▶

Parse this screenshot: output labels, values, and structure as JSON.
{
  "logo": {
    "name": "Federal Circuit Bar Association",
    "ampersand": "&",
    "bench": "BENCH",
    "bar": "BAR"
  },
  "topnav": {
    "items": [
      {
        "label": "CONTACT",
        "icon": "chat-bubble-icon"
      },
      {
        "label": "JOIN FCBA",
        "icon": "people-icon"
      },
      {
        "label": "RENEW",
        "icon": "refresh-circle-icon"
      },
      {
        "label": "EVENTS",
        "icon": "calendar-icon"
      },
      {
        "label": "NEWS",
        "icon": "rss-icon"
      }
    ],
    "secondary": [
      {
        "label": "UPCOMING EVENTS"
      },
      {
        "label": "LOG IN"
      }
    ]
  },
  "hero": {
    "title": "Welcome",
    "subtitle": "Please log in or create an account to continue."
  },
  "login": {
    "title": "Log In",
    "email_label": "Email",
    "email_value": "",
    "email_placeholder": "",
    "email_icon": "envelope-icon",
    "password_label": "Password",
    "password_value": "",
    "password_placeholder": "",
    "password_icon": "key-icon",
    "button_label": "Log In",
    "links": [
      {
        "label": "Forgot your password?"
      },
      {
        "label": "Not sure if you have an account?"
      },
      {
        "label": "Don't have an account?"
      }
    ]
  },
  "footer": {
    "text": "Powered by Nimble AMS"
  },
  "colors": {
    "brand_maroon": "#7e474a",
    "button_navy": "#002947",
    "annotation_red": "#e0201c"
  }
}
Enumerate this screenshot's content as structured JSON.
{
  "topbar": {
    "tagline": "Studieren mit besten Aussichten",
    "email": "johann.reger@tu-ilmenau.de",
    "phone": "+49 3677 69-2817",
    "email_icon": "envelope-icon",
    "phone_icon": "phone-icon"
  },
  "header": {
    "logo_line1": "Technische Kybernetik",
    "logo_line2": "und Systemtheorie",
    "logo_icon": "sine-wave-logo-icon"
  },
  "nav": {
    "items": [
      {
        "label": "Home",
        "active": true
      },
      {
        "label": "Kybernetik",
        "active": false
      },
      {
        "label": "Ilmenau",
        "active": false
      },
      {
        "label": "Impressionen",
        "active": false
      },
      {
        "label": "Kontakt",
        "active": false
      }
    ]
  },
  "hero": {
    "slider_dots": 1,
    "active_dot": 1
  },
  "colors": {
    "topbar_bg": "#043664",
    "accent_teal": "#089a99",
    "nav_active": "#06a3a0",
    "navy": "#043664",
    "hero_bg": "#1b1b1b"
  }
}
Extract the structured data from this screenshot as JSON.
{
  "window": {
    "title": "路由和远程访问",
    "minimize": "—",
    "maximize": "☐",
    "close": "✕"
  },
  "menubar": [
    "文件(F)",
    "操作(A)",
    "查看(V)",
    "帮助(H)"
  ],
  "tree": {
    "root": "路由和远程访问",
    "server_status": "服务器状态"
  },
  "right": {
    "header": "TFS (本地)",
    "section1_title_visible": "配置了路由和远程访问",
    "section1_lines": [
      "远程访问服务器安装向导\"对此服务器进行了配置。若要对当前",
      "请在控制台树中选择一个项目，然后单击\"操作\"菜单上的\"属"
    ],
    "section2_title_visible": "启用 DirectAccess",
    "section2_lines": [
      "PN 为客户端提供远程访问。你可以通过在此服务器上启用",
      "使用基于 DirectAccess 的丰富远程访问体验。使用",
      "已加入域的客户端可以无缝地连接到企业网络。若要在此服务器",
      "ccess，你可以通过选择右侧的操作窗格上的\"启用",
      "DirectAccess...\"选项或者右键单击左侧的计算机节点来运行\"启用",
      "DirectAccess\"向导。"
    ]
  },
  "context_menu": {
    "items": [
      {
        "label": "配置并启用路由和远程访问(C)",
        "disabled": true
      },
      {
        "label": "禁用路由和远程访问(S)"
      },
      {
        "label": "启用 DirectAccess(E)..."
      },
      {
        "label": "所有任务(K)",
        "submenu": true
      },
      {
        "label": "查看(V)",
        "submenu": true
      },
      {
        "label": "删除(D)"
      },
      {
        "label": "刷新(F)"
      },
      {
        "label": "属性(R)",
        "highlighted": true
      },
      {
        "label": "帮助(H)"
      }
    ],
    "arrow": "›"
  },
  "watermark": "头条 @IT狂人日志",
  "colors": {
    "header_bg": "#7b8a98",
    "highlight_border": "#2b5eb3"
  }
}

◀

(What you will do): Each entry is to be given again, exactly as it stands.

(Response to the exercise):
Parse this screenshot: output labels, values, and structure as JSON.
{
  "logo": {
    "name": "Federal Circuit Bar Association",
    "ampersand": "&",
    "bench": "BENCH",
    "bar": "BAR"
  },
  "topnav": {
    "items": [
      {
        "label": "CONTACT",
        "icon": "chat-bubble-icon"
      },
      {
        "label": "JOIN FCBA",
        "icon": "people-icon"
      },
      {
        "label": "RENEW",
        "icon": "refresh-circle-icon"
      },
      {
        "label": "EVENTS",
        "icon": "calendar-icon"
      },
      {
        "label": "NEWS",
        "icon": "rss-icon"
      }
    ],
    "secondary": [
      {
        "label": "UPCOMING EVENTS"
      },
      {
        "label": "LOG IN"
      }
    ]
  },
  "hero": {
    "title": "Welcome",
    "subtitle": "Please log in or create an account to continue."
  },
  "login": {
    "title": "Log In",
    "email_label": "Email",
    "email_value": "",
    "email_placeholder": "",
    "email_icon": "envelope-icon",
    "password_label": "Password",
    "password_value": "",
    "password_placeholder": "",
    "password_icon": "key-icon",
    "button_label": "Log In",
    "links": [
      {
        "label": "Forgot your password?"
      },
      {
        "label": "Not sure if you have an account?"
      },
      {
        "label": "Don't have an account?"
      }
    ]
  },
  "footer": {
    "text": "Powered by Nimble AMS"
  },
  "colors": {
    "brand_maroon": "#7e474a",
    "button_navy": "#002947",
    "annotation_red": "#e0201c"
  }
}
Enumerate this screenshot's content as structured JSON.
{
  "topbar": {
    "tagline": "Studieren mit besten Aussichten",
    "email": "johann.reger@tu-ilmenau.de",
    "phone": "+49 3677 69-2817",
    "email_icon": "envelope-icon",
    "phone_icon": "phone-icon"
  },
  "header": {
    "logo_line1": "Technische Kybernetik",
    "logo_line2": "und Systemtheorie",
    "logo_icon": "sine-wave-logo-icon"
  },
  "nav": {
    "items": [
      {
        "label": "Home",
        "active": true
      },
      {
        "label": "Kybernetik",
        "active": false
      },
      {
        "label": "Ilmenau",
        "active": false
      },
      {
        "label": "Impressionen",
        "active": false
      },
      {
        "label": "Kontakt",
        "active": false
      }
    ]
  },
  "hero": {
    "slider_dots": 1,
    "active_dot": 1
  },
  "colors": {
    "topbar_bg": "#043664",
    "accent_teal": "#089a99",
    "nav_active": "#06a3a0",
    "navy": "#043664",
    "hero_bg": "#1b1b1b"
  }
}
Extract the structured data from this screenshot as JSON.
{
  "window": {
    "title": "路由和远程访问",
    "minimize": "—",
    "maximize": "☐",
    "close": "✕"
  },
  "menubar": [
    "文件(F)",
    "操作(A)",
    "查看(V)",
    "帮助(H)"
  ],
  "tree": {
    "root": "路由和远程访问",
    "server_status": "服务器状态"
  },
  "right": {
    "header": "TFS (本地)",
    "section1_title_visible": "配置了路由和远程访问",
    "section1_lines": [
      "远程访问服务器安装向导\"对此服务器进行了配置。若要对当前",
      "请在控制台树中选择一个项目，然后单击\"操作\"菜单上的\"属"
    ],
    "section2_title_visible": "启用 DirectAccess",
    "section2_lines": [
      "PN 为客户端提供远程访问。你可以通过在此服务器上启用",
      "使用基于 DirectAccess 的丰富远程访问体验。使用",
      "已加入域的客户端可以无缝地连接到企业网络。若要在此服务器",
      "ccess，你可以通过选择右侧的操作窗格上的\"启用",
      "DirectAccess...\"选项或者右键单击左侧的计算机节点来运行\"启用",
      "DirectAccess\"向导。"
    ]
  },
  "context_menu": {
    "items": [
      {
        "label": "配置并启用路由和远程访问(C)",
        "disabled": true
      },
      {
        "label": "禁用路由和远程访问(S)"
      },
      {
        "label": "启用 DirectAccess(E)..."
      },
      {
        "label": "所有任务(K)",
        "submenu": true
      },
      {
        "label": "查看(V)",
        "submenu": true
      },
      {
        "label": "删除(D)"
      },
      {
        "label": "刷新(F)"
      },
      {
        "label": "属性(R)",
        "highlighted": true
      },
      {
        "label": "帮助(H)"
      }
    ],
    "arrow": "›"
  },
  "watermark": "头条 @IT狂人日志",
  "colors": {
    "header_bg": "#7b8a98",
    "highlight_border": "#2b5eb3"
  }
}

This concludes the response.